*** Opening Data supplied ***

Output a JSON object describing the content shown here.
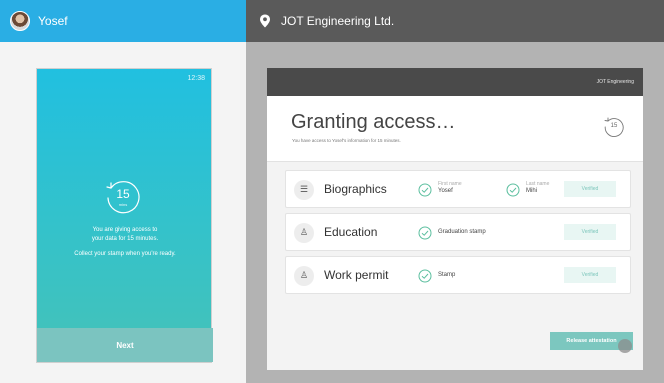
{
  "left": {
    "user_name": "Yosef",
    "phone": {
      "time": "12:38",
      "timer_value": "15",
      "timer_unit": "mins",
      "line1": "You are giving access to",
      "line2": "your data for 15 minutes.",
      "line3": "Collect your stamp when you're ready.",
      "next_label": "Next"
    }
  },
  "right": {
    "company_title": "JOT Engineering Ltd.",
    "browser": {
      "top_label": "JOT Engineering",
      "grant_title": "Granting access…",
      "grant_subtitle": "You have access to Yosef's information for 15 minutes.",
      "timer_value": "15",
      "rows": [
        {
          "icon": "biographics-icon",
          "title": "Biographics",
          "fields": [
            {
              "label": "First name",
              "value": "Yosef"
            },
            {
              "label": "Last name",
              "value": "Mihi"
            }
          ],
          "status": "Verified"
        },
        {
          "icon": "education-icon",
          "title": "Education",
          "fields": [
            {
              "label": "",
              "value": "Graduation stamp"
            }
          ],
          "status": "Verified"
        },
        {
          "icon": "work-permit-icon",
          "title": "Work permit",
          "fields": [
            {
              "label": "",
              "value": "Stamp"
            }
          ],
          "status": "Verified"
        }
      ],
      "release_label": "Release attestation"
    }
  },
  "colors": {
    "left_header": "#2aaee4",
    "right_header": "#5a5a5a",
    "phone_top": "#21c0e0",
    "phone_bottom": "#45c2b8",
    "check_green": "#5cbf9f",
    "button_teal": "#7cc7bf"
  }
}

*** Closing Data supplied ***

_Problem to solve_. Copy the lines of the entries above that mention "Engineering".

_Answer below_.
    "company_title": "JOT Engineering Ltd.",
      "top_label": "JOT Engineering",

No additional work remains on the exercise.